**EXERCISE OBJECTIVE**
Restate each entry below exactly; pictures stay out of the copy.

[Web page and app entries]
◆ ◆ ◆
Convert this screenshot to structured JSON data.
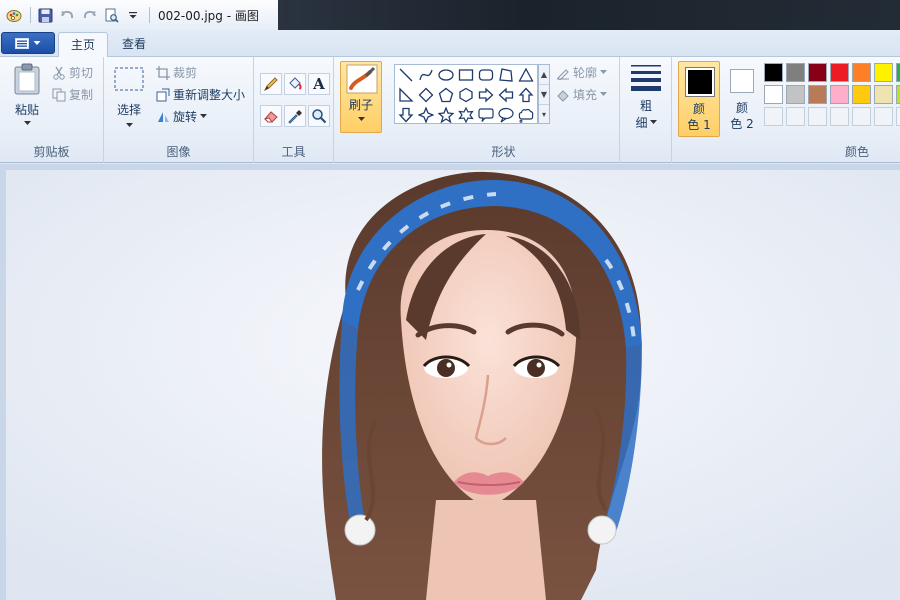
{
  "window": {
    "title": "002-00.jpg - 画图"
  },
  "quick_access": {
    "icons": [
      "paint-app-icon",
      "save-icon",
      "undo-icon",
      "redo-icon",
      "print-preview-icon",
      "customize-dropdown-icon"
    ]
  },
  "tabs": [
    {
      "label": "主页",
      "active": true
    },
    {
      "label": "查看",
      "active": false
    }
  ],
  "ribbon": {
    "clipboard": {
      "paste": "粘贴",
      "cut": "剪切",
      "copy": "复制",
      "group": "剪贴板"
    },
    "image": {
      "select": "选择",
      "crop": "裁剪",
      "resize": "重新调整大小",
      "rotate": "旋转",
      "group": "图像"
    },
    "tools": {
      "group": "工具",
      "items": [
        "pencil-icon",
        "fill-icon",
        "text-icon",
        "eraser-icon",
        "color-picker-icon",
        "magnifier-icon"
      ]
    },
    "brush": {
      "label": "刷子"
    },
    "shapes": {
      "outline": "轮廓",
      "fill": "填充",
      "group": "形状"
    },
    "size": {
      "label_line1": "粗",
      "label_line2": "细"
    },
    "colors": {
      "color1_line1": "颜",
      "color1_line2": "色 1",
      "color2_line1": "颜",
      "color2_line2": "色 2",
      "group": "颜色",
      "color1": "#000000",
      "color2": "#ffffff",
      "palette_row1": [
        "#000000",
        "#7f7f7f",
        "#880015",
        "#ed1c24",
        "#ff7f27",
        "#fff200",
        "#22b14c"
      ],
      "palette_row2": [
        "#ffffff",
        "#c3c3c3",
        "#b97a57",
        "#ffaec9",
        "#ffc90e",
        "#efe4b0",
        "#b5e61d"
      ]
    }
  }
}
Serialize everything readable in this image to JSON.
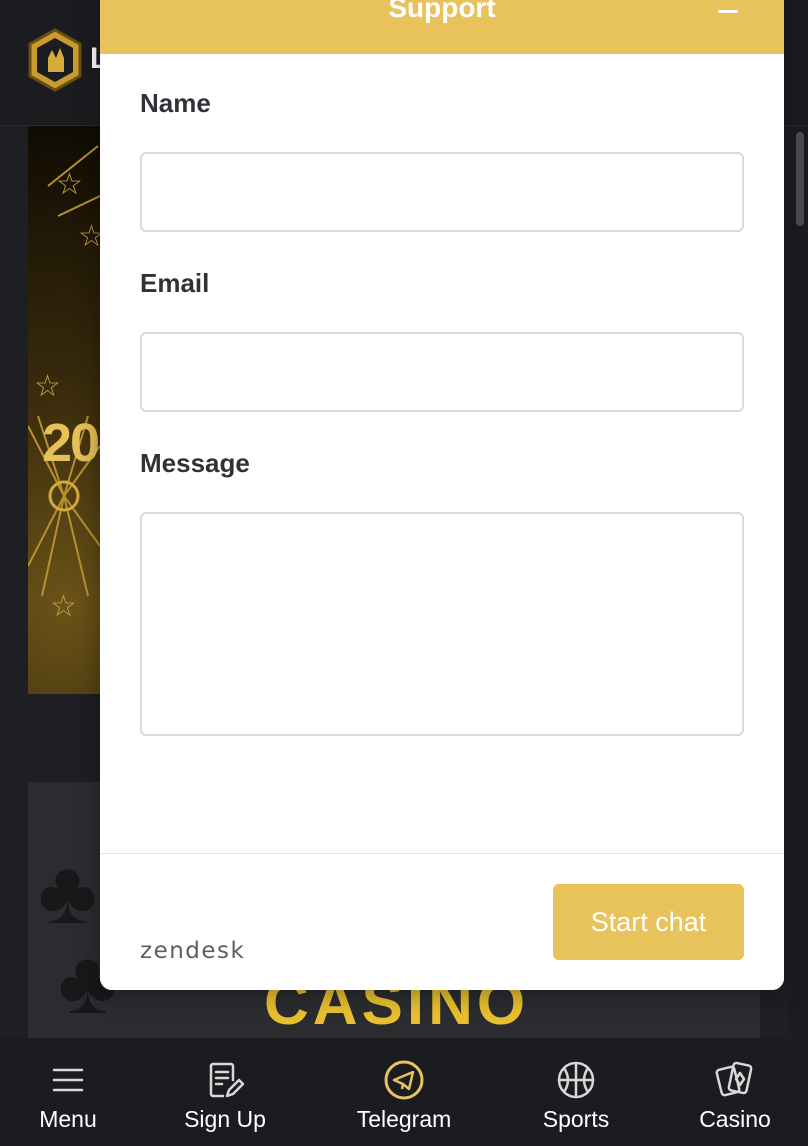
{
  "site": {
    "logo_letter": "L",
    "banner_text": "20",
    "casino_title": "CASINO"
  },
  "support": {
    "title": "Support",
    "fields": [
      {
        "label": "Name",
        "value": ""
      },
      {
        "label": "Email",
        "value": ""
      },
      {
        "label": "Message",
        "value": ""
      }
    ],
    "branding": "zendesk",
    "start_button": "Start chat"
  },
  "nav": {
    "items": [
      {
        "label": "Menu",
        "icon": "hamburger-icon"
      },
      {
        "label": "Sign Up",
        "icon": "edit-form-icon"
      },
      {
        "label": "Telegram",
        "icon": "telegram-icon"
      },
      {
        "label": "Sports",
        "icon": "basketball-icon"
      },
      {
        "label": "Casino",
        "icon": "cards-icon"
      }
    ]
  },
  "colors": {
    "accent": "#e8c35c",
    "nav_background": "#1b1c1f",
    "page_background": "#1e1f22",
    "casino_gold": "#e8bf2f"
  }
}
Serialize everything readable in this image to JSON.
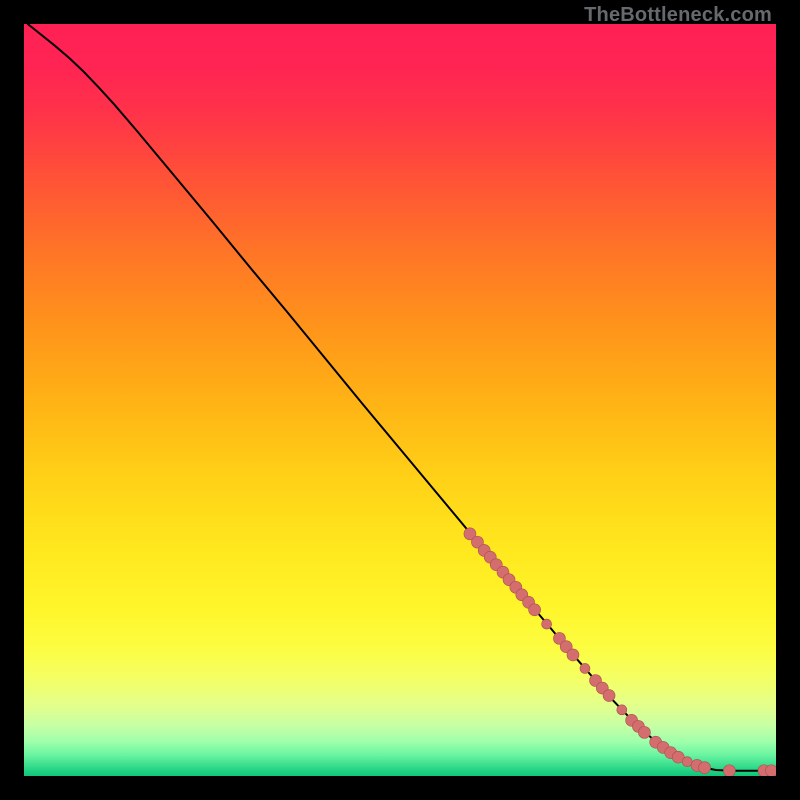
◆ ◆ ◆
**EXERCISE OUTPUT**
Convert this screenshot to structured JSON data.
{
  "window": {
    "title": "002-00.jpg - 画图"
  },
  "quick_access": {
    "icons": [
      "paint-app-icon",
      "save-icon",
      "undo-icon",
      "redo-icon",
      "print-preview-icon",
      "customize-dropdown-icon"
    ]
  },
  "tabs": [
    {
      "label": "主页",
      "active": true
    },
    {
      "label": "查看",
      "active": false
    }
  ],
  "ribbon": {
    "clipboard": {
      "paste": "粘贴",
      "cut": "剪切",
      "copy": "复制",
      "group": "剪贴板"
    },
    "image": {
      "select": "选择",
      "crop": "裁剪",
      "resize": "重新调整大小",
      "rotate": "旋转",
      "group": "图像"
    },
    "tools": {
      "group": "工具",
      "items": [
        "pencil-icon",
        "fill-icon",
        "text-icon",
        "eraser-icon",
        "color-picker-icon",
        "magnifier-icon"
      ]
    },
    "brush": {
      "label": "刷子"
    },
    "shapes": {
      "outline": "轮廓",
      "fill": "填充",
      "group": "形状"
    },
    "size": {
      "label_line1": "粗",
      "label_line2": "细"
    },
    "colors": {
      "color1_line1": "颜",
      "color1_line2": "色 1",
      "color2_line1": "颜",
      "color2_line2": "色 2",
      "group": "颜色",
      "color1": "#000000",
      "color2": "#ffffff",
      "palette_row1": [
        "#000000",
        "#7f7f7f",
        "#880015",
        "#ed1c24",
        "#ff7f27",
        "#fff200",
        "#22b14c"
      ],
      "palette_row2": [
        "#ffffff",
        "#c3c3c3",
        "#b97a57",
        "#ffaec9",
        "#ffc90e",
        "#efe4b0",
        "#b5e61d"
      ]
    }
  }
}
Serialize everything readable in this image to JSON.
{
  "site": {
    "logo_letter": "L",
    "banner_text": "20",
    "casino_title": "CASINO"
  },
  "support": {
    "title": "Support",
    "fields": [
      {
        "label": "Name",
        "value": ""
      },
      {
        "label": "Email",
        "value": ""
      },
      {
        "label": "Message",
        "value": ""
      }
    ],
    "branding": "zendesk",
    "start_button": "Start chat"
  },
  "nav": {
    "items": [
      {
        "label": "Menu",
        "icon": "hamburger-icon"
      },
      {
        "label": "Sign Up",
        "icon": "edit-form-icon"
      },
      {
        "label": "Telegram",
        "icon": "telegram-icon"
      },
      {
        "label": "Sports",
        "icon": "basketball-icon"
      },
      {
        "label": "Casino",
        "icon": "cards-icon"
      }
    ]
  },
  "colors": {
    "accent": "#e8c35c",
    "nav_background": "#1b1c1f",
    "page_background": "#1e1f22",
    "casino_gold": "#e8bf2f"
  }
}
Serialize everything readable in this image to JSON.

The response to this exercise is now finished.